What is needed: Below are the entries; set down each of them exactly.

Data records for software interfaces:
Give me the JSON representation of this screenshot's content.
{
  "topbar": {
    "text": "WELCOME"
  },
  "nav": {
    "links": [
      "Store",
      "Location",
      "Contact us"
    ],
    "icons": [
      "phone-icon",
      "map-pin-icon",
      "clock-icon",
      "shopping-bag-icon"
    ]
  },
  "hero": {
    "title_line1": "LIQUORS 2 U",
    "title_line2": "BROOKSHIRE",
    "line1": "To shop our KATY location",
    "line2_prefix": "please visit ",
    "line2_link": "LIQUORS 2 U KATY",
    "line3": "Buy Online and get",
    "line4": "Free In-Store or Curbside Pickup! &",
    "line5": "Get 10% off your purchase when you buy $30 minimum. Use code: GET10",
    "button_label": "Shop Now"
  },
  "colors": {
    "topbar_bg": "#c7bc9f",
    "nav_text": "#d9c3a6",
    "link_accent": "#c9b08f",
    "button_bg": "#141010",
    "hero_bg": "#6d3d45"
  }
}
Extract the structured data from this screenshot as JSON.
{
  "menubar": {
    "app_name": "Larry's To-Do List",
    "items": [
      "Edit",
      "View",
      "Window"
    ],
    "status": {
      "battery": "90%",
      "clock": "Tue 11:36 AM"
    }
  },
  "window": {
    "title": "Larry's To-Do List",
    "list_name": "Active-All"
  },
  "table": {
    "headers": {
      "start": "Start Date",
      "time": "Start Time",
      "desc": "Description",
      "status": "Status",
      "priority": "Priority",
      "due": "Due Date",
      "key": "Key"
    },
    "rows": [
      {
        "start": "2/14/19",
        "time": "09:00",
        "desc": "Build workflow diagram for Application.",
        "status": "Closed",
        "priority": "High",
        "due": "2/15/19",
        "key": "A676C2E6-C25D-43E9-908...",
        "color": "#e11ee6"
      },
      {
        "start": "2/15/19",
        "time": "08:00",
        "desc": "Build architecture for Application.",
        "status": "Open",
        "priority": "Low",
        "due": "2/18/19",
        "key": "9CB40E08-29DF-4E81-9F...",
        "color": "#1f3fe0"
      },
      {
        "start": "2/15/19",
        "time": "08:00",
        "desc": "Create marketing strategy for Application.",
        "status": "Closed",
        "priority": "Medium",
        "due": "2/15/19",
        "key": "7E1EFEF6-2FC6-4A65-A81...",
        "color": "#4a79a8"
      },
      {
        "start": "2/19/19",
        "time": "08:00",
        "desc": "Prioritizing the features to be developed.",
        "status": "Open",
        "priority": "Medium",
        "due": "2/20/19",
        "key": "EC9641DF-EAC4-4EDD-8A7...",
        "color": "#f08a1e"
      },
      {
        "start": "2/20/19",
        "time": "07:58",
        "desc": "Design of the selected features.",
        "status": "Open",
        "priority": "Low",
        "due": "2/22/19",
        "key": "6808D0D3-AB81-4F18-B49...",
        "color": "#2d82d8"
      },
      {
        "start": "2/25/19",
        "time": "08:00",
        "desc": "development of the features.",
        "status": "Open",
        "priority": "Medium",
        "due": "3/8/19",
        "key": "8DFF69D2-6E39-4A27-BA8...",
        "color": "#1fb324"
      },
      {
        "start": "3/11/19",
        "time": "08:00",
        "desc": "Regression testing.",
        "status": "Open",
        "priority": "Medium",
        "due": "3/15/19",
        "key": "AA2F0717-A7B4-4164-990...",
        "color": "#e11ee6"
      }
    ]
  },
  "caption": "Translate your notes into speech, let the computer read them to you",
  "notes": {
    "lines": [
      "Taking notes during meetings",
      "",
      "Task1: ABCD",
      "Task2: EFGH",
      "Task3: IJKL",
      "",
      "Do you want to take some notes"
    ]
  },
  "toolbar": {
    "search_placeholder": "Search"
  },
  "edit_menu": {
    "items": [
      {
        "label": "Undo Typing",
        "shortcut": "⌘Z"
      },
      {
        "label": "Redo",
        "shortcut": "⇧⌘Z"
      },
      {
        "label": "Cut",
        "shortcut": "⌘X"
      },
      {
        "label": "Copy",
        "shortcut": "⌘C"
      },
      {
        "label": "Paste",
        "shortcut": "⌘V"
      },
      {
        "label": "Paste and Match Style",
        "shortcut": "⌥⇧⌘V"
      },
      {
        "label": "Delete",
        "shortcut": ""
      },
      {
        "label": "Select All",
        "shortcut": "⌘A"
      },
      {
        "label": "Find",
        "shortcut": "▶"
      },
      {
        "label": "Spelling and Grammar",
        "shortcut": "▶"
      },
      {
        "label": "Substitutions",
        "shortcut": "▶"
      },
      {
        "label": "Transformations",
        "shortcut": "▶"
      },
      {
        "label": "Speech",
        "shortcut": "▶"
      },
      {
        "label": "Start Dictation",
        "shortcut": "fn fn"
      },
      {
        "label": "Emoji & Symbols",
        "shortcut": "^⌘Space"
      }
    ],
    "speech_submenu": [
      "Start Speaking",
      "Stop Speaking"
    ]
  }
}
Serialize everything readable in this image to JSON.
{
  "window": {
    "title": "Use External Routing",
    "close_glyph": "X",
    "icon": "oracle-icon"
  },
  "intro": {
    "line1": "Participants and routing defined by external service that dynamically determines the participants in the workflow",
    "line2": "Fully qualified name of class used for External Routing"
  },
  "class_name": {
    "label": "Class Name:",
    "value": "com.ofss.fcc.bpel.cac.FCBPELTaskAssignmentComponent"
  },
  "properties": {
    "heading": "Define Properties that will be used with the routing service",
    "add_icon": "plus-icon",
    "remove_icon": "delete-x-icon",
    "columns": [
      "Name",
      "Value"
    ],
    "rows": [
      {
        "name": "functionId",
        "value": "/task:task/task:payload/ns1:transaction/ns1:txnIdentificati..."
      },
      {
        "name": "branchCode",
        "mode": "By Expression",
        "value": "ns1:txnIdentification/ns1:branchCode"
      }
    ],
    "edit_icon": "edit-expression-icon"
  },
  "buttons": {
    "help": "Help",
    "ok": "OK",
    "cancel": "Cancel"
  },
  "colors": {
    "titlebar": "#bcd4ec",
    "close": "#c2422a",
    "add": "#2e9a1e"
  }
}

Answer to this exercise:
Give me the JSON representation of this screenshot's content.
{
  "topbar": {
    "text": "WELCOME"
  },
  "nav": {
    "links": [
      "Store",
      "Location",
      "Contact us"
    ],
    "icons": [
      "phone-icon",
      "map-pin-icon",
      "clock-icon",
      "shopping-bag-icon"
    ]
  },
  "hero": {
    "title_line1": "LIQUORS 2 U",
    "title_line2": "BROOKSHIRE",
    "line1": "To shop our KATY location",
    "line2_prefix": "please visit ",
    "line2_link": "LIQUORS 2 U KATY",
    "line3": "Buy Online and get",
    "line4": "Free In-Store or Curbside Pickup! &",
    "line5": "Get 10% off your purchase when you buy $30 minimum. Use code: GET10",
    "button_label": "Shop Now"
  },
  "colors": {
    "topbar_bg": "#c7bc9f",
    "nav_text": "#d9c3a6",
    "link_accent": "#c9b08f",
    "button_bg": "#141010",
    "hero_bg": "#6d3d45"
  }
}
Extract the structured data from this screenshot as JSON.
{
  "menubar": {
    "app_name": "Larry's To-Do List",
    "items": [
      "Edit",
      "View",
      "Window"
    ],
    "status": {
      "battery": "90%",
      "clock": "Tue 11:36 AM"
    }
  },
  "window": {
    "title": "Larry's To-Do List",
    "list_name": "Active-All"
  },
  "table": {
    "headers": {
      "start": "Start Date",
      "time": "Start Time",
      "desc": "Description",
      "status": "Status",
      "priority": "Priority",
      "due": "Due Date",
      "key": "Key"
    },
    "rows": [
      {
        "start": "2/14/19",
        "time": "09:00",
        "desc": "Build workflow diagram for Application.",
        "status": "Closed",
        "priority": "High",
        "due": "2/15/19",
        "key": "A676C2E6-C25D-43E9-908...",
        "color": "#e11ee6"
      },
      {
        "start": "2/15/19",
        "time": "08:00",
        "desc": "Build architecture for Application.",
        "status": "Open",
        "priority": "Low",
        "due": "2/18/19",
        "key": "9CB40E08-29DF-4E81-9F...",
        "color": "#1f3fe0"
      },
      {
        "start": "2/15/19",
        "time": "08:00",
        "desc": "Create marketing strategy for Application.",
        "status": "Closed",
        "priority": "Medium",
        "due": "2/15/19",
        "key": "7E1EFEF6-2FC6-4A65-A81...",
        "color": "#4a79a8"
      },
      {
        "start": "2/19/19",
        "time": "08:00",
        "desc": "Prioritizing the features to be developed.",
        "status": "Open",
        "priority": "Medium",
        "due": "2/20/19",
        "key": "EC9641DF-EAC4-4EDD-8A7...",
        "color": "#f08a1e"
      },
      {
        "start": "2/20/19",
        "time": "07:58",
        "desc": "Design of the selected features.",
        "status": "Open",
        "priority": "Low",
        "due": "2/22/19",
        "key": "6808D0D3-AB81-4F18-B49...",
        "color": "#2d82d8"
      },
      {
        "start": "2/25/19",
        "time": "08:00",
        "desc": "development of the features.",
        "status": "Open",
        "priority": "Medium",
        "due": "3/8/19",
        "key": "8DFF69D2-6E39-4A27-BA8...",
        "color": "#1fb324"
      },
      {
        "start": "3/11/19",
        "time": "08:00",
        "desc": "Regression testing.",
        "status": "Open",
        "priority": "Medium",
        "due": "3/15/19",
        "key": "AA2F0717-A7B4-4164-990...",
        "color": "#e11ee6"
      }
    ]
  },
  "caption": "Translate your notes into speech, let the computer read them to you",
  "notes": {
    "lines": [
      "Taking notes during meetings",
      "",
      "Task1: ABCD",
      "Task2: EFGH",
      "Task3: IJKL",
      "",
      "Do you want to take some notes"
    ]
  },
  "toolbar": {
    "search_placeholder": "Search"
  },
  "edit_menu": {
    "items": [
      {
        "label": "Undo Typing",
        "shortcut": "⌘Z"
      },
      {
        "label": "Redo",
        "shortcut": "⇧⌘Z"
      },
      {
        "label": "Cut",
        "shortcut": "⌘X"
      },
      {
        "label": "Copy",
        "shortcut": "⌘C"
      },
      {
        "label": "Paste",
        "shortcut": "⌘V"
      },
      {
        "label": "Paste and Match Style",
        "shortcut": "⌥⇧⌘V"
      },
      {
        "label": "Delete",
        "shortcut": ""
      },
      {
        "label": "Select All",
        "shortcut": "⌘A"
      },
      {
        "label": "Find",
        "shortcut": "▶"
      },
      {
        "label": "Spelling and Grammar",
        "shortcut": "▶"
      },
      {
        "label": "Substitutions",
        "shortcut": "▶"
      },
      {
        "label": "Transformations",
        "shortcut": "▶"
      },
      {
        "label": "Speech",
        "shortcut": "▶"
      },
      {
        "label": "Start Dictation",
        "shortcut": "fn fn"
      },
      {
        "label": "Emoji & Symbols",
        "shortcut": "^⌘Space"
      }
    ],
    "speech_submenu": [
      "Start Speaking",
      "Stop Speaking"
    ]
  }
}
Serialize everything readable in this image to JSON.
{
  "window": {
    "title": "Use External Routing",
    "close_glyph": "X",
    "icon": "oracle-icon"
  },
  "intro": {
    "line1": "Participants and routing defined by external service that dynamically determines the participants in the workflow",
    "line2": "Fully qualified name of class used for External Routing"
  },
  "class_name": {
    "label": "Class Name:",
    "value": "com.ofss.fcc.bpel.cac.FCBPELTaskAssignmentComponent"
  },
  "properties": {
    "heading": "Define Properties that will be used with the routing service",
    "add_icon": "plus-icon",
    "remove_icon": "delete-x-icon",
    "columns": [
      "Name",
      "Value"
    ],
    "rows": [
      {
        "name": "functionId",
        "value": "/task:task/task:payload/ns1:transaction/ns1:txnIdentificati..."
      },
      {
        "name": "branchCode",
        "mode": "By Expression",
        "value": "ns1:txnIdentification/ns1:branchCode"
      }
    ],
    "edit_icon": "edit-expression-icon"
  },
  "buttons": {
    "help": "Help",
    "ok": "OK",
    "cancel": "Cancel"
  },
  "colors": {
    "titlebar": "#bcd4ec",
    "close": "#c2422a",
    "add": "#2e9a1e"
  }
}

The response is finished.